This article dives into the implications of AI in advertising, with a focus on its current predictive usage in social media advertising spaces.
From suggesting influencers to targeting search history and pushing content to individuals with shared links, AI transforms how advertisements are created and delivered.
It is no secret that apps can track, store, and monetise user data. A clear example would be ads for baby products suddenly popping up after looking at a friend's baby shower gift registry. This results from companies like Facebook gathering personal data to curate ads for their audience.
However, the extent to which AI technology leverages personal information for advertising is increasingly dynamic.
AI-driven advertising extends beyond social media platforms. Facebook, for example, offers advertisers a wide range of targeting options to maximise the effectiveness of their campaigns. These options include demographics such as location, age, gender, and language.
The network's targeting capabilities go even deeper. Advertisers can pinpoint users based on their education level, field of study, ethnic affinity, income, home ownership, and interests.
A recent article shed light on the extensive data collection by fertility tracking apps. Facebook was found to have received personal information from apps such as Flo Health Inc's Flo Period and Ovulation tracker. Users' weight, blood pressure, ovulation status, and even heart rate information were sent to the social media giant.
Consequently, individuals hoping these apps would assist them in conceiving found themselves bombarded with ads for maternity jeans — all before announcing their pregnancies to friends and family.
With the rise of AI-driven advertising, concerns over data privacy have intensified. Experts propose the implementation of "algorithmic guardians" as a potential solution.
These guardians could be bots, personal assistants, or hologram technology, accompanying users online and alerting them to the behind-the-scenes activities of AI algorithms.
By providing transparency and control, algorithmic guardians could empower users to make informed decisions about their data and mitigate the inescapable nature of targeted advertising.

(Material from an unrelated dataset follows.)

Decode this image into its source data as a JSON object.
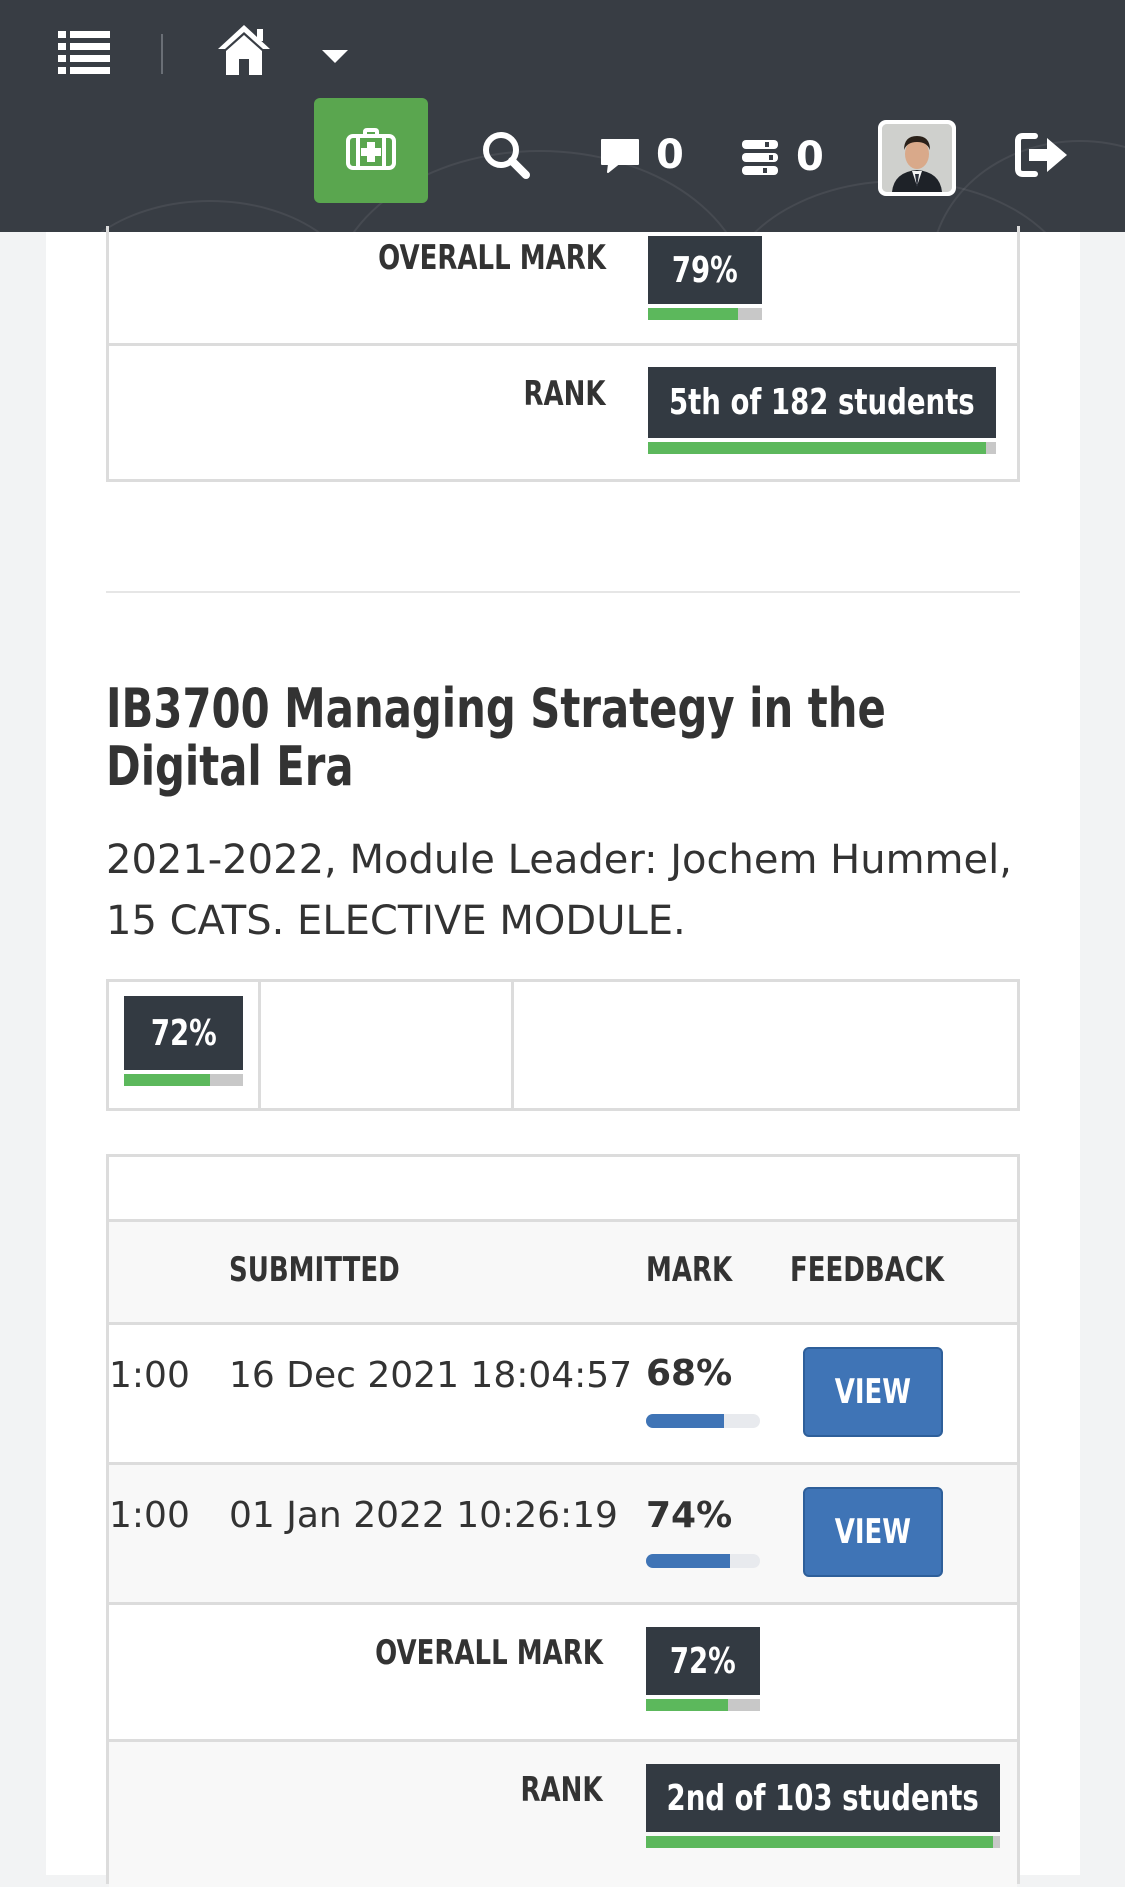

As we look ahead to the future of AI in advertising, there is a mix of excitement and concern. On the one hand, AI technology holds tremendous potential for advertisers to deliver highly personalised and targeted ads, resulting in a more engaging and relevant user experience. On the other hand, there is a growing concern about the invasion of privacy and the ethical implications of AI-driven advertising.

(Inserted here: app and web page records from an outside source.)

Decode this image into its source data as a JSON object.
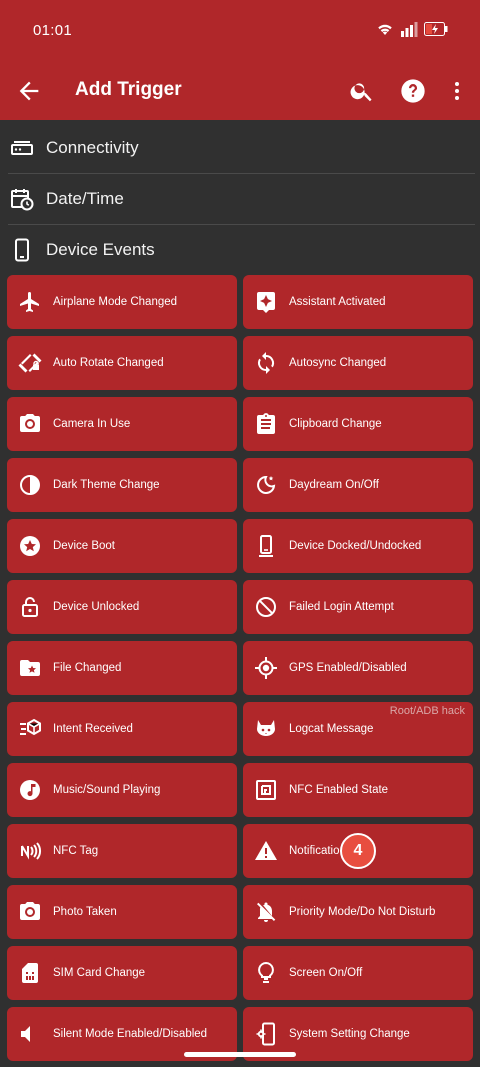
{
  "status": {
    "time": "01:01"
  },
  "toolbar": {
    "title": "Add Trigger"
  },
  "sections": [
    {
      "label": "Connectivity",
      "icon": "router-icon"
    },
    {
      "label": "Date/Time",
      "icon": "calendar-clock-icon"
    },
    {
      "label": "Device Events",
      "icon": "phone-icon"
    }
  ],
  "cards": [
    {
      "label": "Airplane Mode Changed",
      "icon": "airplane-icon"
    },
    {
      "label": "Assistant Activated",
      "icon": "assistant-icon"
    },
    {
      "label": "Auto Rotate Changed",
      "icon": "screen-rotation-lock-icon"
    },
    {
      "label": "Autosync Changed",
      "icon": "sync-icon"
    },
    {
      "label": "Camera In Use",
      "icon": "camera-icon"
    },
    {
      "label": "Clipboard Change",
      "icon": "clipboard-icon"
    },
    {
      "label": "Dark Theme Change",
      "icon": "contrast-icon"
    },
    {
      "label": "Daydream On/Off",
      "icon": "moon-stars-icon"
    },
    {
      "label": "Device Boot",
      "icon": "star-circle-icon"
    },
    {
      "label": "Device Docked/Undocked",
      "icon": "phone-docked-icon"
    },
    {
      "label": "Device Unlocked",
      "icon": "unlocked-icon"
    },
    {
      "label": "Failed Login Attempt",
      "icon": "block-icon"
    },
    {
      "label": "File Changed",
      "icon": "folder-star-icon"
    },
    {
      "label": "GPS Enabled/Disabled",
      "icon": "gps-icon"
    },
    {
      "label": "Intent Received",
      "icon": "intent-icon"
    },
    {
      "label": "Logcat Message",
      "icon": "cat-icon",
      "note": "Root/ADB hack"
    },
    {
      "label": "Music/Sound Playing",
      "icon": "music-note-icon"
    },
    {
      "label": "NFC Enabled State",
      "icon": "nfc-icon"
    },
    {
      "label": "NFC Tag",
      "icon": "nfc-tag-icon"
    },
    {
      "label": "Notificatio",
      "icon": "warning-icon"
    },
    {
      "label": "Photo Taken",
      "icon": "camera-photo-icon"
    },
    {
      "label": "Priority Mode/Do Not Disturb",
      "icon": "bell-off-icon"
    },
    {
      "label": "SIM Card Change",
      "icon": "sim-card-icon"
    },
    {
      "label": "Screen On/Off",
      "icon": "lightbulb-icon"
    },
    {
      "label": "Silent Mode Enabled/Disabled",
      "icon": "volume-mute-icon"
    },
    {
      "label": "System Setting Change",
      "icon": "settings-phone-icon"
    }
  ],
  "badge": {
    "value": "4"
  },
  "colors": {
    "accent": "#b0272a",
    "background": "#303030",
    "badge": "#e84e3f"
  }
}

There's a delicate balance that needs to be struck. While users may appreciate personalised recommendations and content, they also value their privacy. Finding the right equilibrium between delivering personalised ads and safeguarding users' privacy rights is the challenge. This requires a multifaceted approach, one that prioritises transparency and user control.
User consent and precise privacy policies should be at the forefront of AI-driven advertising practices. Additionally, regulations and industry standards should be in place to protect individuals from excessive data collection and misuse.
One potential solution is the development and implementation of privacy-enhancing technologies. These technologies, such as differential privacy, allow for aggregate data analysis while preserving individual privacy. Advertisers can still gain valuable insights without compromising personal information by anonymising and aggregating user data.
Moreover, the future of AI in advertising will require ongoing dialogue and collaboration between advertisers, technology companies, policymakers, and users. Open discussions about the ethical implications of AI-driven advertising and input from various stakeholders can lead to the establishment of responsible practices and guidelines.
AI technology is reshaping the advertising landscape, making it increasingly challenging to escape targeted advertisements. Using personal data, predictive algorithms, and advanced targeting options, such as those offered by Facebook, has created a digital environment where ads are tailored to individual preferences and behaviours.
As users, it is essential to be aware of the extent to which personal data is being used and take steps to protect privacy. Algorithmic guardians and increased transparency in data usage could pave the way for a more ethical and user-centric advertising future.